* _PROBLEM REQUIREMENTS_
Each entry here needs to be given again exactly.

(Collected data)
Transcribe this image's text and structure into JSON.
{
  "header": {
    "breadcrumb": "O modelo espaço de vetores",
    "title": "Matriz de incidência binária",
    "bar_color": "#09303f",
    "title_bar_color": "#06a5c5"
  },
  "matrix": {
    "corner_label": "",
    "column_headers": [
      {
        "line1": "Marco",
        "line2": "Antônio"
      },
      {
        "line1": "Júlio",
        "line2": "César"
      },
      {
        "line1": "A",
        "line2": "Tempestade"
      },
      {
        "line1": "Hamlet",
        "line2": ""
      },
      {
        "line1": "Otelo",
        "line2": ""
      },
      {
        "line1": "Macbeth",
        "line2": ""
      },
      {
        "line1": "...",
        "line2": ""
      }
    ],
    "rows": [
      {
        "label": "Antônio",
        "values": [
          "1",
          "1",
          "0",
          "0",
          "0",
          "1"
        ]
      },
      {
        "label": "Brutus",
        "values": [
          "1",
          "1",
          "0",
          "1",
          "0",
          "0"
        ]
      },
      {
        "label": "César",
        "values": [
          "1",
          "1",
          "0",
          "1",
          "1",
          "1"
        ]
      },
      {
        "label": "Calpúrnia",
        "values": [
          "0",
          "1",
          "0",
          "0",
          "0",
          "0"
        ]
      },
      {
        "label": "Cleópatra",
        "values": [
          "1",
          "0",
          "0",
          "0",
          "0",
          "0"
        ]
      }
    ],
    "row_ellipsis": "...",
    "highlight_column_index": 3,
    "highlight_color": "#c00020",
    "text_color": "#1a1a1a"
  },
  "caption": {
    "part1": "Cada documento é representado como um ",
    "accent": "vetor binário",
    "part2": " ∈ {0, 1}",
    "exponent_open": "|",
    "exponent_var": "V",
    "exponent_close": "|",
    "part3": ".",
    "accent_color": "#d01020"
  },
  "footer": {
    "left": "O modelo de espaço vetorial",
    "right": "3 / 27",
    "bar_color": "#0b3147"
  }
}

* _ANSWER SECTION_
Transcribe this image's text and structure into JSON.
{
  "header": {
    "breadcrumb": "O modelo espaço de vetores",
    "title": "Matriz de incidência binária",
    "bar_color": "#09303f",
    "title_bar_color": "#06a5c5"
  },
  "matrix": {
    "corner_label": "",
    "column_headers": [
      {
        "line1": "Marco",
        "line2": "Antônio"
      },
      {
        "line1": "Júlio",
        "line2": "César"
      },
      {
        "line1": "A",
        "line2": "Tempestade"
      },
      {
        "line1": "Hamlet",
        "line2": ""
      },
      {
        "line1": "Otelo",
        "line2": ""
      },
      {
        "line1": "Macbeth",
        "line2": ""
      },
      {
        "line1": "...",
        "line2": ""
      }
    ],
    "rows": [
      {
        "label": "Antônio",
        "values": [
          "1",
          "1",
          "0",
          "0",
          "0",
          "1"
        ]
      },
      {
        "label": "Brutus",
        "values": [
          "1",
          "1",
          "0",
          "1",
          "0",
          "0"
        ]
      },
      {
        "label": "César",
        "values": [
          "1",
          "1",
          "0",
          "1",
          "1",
          "1"
        ]
      },
      {
        "label": "Calpúrnia",
        "values": [
          "0",
          "1",
          "0",
          "0",
          "0",
          "0"
        ]
      },
      {
        "label": "Cleópatra",
        "values": [
          "1",
          "0",
          "0",
          "0",
          "0",
          "0"
        ]
      }
    ],
    "row_ellipsis": "...",
    "highlight_column_index": 3,
    "highlight_color": "#c00020",
    "text_color": "#1a1a1a"
  },
  "caption": {
    "part1": "Cada documento é representado como um ",
    "accent": "vetor binário",
    "part2": " ∈ {0, 1}",
    "exponent_open": "|",
    "exponent_var": "V",
    "exponent_close": "|",
    "part3": ".",
    "accent_color": "#d01020"
  },
  "footer": {
    "left": "O modelo de espaço vetorial",
    "right": "3 / 27",
    "bar_color": "#0b3147"
  }
}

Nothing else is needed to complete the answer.